- [What the task requires] Where a line of the records holds the string "message", copy that line.

- [Data for this task]

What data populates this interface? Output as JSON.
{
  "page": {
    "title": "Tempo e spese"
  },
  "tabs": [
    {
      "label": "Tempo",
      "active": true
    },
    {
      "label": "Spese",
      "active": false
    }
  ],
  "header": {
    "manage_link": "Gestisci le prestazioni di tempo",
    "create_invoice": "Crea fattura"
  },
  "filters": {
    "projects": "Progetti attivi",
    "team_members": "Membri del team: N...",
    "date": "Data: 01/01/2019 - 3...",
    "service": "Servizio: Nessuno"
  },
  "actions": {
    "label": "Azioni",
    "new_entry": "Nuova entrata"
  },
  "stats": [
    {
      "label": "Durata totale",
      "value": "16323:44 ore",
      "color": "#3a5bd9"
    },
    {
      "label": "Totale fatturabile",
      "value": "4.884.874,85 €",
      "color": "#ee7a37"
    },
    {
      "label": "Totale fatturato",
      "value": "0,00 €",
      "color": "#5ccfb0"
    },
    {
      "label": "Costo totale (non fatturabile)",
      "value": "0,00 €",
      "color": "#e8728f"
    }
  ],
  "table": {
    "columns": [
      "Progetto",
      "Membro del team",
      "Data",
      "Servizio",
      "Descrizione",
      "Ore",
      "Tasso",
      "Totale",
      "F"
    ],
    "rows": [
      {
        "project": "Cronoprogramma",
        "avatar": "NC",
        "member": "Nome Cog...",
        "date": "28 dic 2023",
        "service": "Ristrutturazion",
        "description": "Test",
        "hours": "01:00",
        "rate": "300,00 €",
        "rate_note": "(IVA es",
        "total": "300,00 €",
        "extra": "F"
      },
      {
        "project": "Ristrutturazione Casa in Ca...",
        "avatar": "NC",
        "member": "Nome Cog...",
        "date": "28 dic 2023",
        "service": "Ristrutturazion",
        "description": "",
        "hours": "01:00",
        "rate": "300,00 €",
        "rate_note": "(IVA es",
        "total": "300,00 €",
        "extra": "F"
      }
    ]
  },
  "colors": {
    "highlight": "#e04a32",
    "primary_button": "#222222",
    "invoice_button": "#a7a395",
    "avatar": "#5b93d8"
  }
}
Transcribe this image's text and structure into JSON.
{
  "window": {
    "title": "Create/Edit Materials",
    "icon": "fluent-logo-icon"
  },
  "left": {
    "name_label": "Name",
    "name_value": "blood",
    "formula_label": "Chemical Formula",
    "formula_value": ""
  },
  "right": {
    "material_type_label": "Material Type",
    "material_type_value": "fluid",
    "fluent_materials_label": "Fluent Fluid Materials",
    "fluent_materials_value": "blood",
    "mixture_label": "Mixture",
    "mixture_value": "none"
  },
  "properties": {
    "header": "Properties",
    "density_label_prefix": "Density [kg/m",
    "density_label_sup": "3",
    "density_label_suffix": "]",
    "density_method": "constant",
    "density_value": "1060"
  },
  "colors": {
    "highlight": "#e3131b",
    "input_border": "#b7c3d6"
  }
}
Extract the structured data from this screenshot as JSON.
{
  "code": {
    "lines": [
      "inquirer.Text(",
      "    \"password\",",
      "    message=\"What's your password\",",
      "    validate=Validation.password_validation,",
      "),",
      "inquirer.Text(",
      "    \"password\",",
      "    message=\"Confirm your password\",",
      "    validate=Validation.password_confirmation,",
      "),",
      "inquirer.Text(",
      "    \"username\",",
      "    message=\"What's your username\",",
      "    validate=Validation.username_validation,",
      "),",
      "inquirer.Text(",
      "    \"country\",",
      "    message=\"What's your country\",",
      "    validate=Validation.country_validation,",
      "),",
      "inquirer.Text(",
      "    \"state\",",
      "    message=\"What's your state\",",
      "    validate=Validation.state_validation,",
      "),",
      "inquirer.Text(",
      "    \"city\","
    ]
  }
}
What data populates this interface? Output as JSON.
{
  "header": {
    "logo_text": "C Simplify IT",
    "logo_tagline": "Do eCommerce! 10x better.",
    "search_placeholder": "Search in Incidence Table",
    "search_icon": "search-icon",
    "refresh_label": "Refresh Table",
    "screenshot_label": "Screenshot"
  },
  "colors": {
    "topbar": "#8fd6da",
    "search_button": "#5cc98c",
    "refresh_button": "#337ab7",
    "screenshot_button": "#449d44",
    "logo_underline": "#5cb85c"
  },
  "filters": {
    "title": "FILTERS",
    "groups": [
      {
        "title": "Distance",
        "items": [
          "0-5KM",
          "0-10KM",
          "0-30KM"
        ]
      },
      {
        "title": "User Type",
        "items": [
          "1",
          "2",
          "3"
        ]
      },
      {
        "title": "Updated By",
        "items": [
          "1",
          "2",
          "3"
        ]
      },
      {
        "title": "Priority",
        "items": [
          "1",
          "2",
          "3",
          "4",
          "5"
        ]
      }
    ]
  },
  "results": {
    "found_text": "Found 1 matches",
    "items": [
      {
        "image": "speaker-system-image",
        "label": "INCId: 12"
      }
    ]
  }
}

- [Output below]
      "    message=\"What's your password\",",
      "    message=\"Confirm your password\",",
      "    message=\"What's your username\",",
      "    message=\"What's your country\",",
      "    message=\"What's your state\",",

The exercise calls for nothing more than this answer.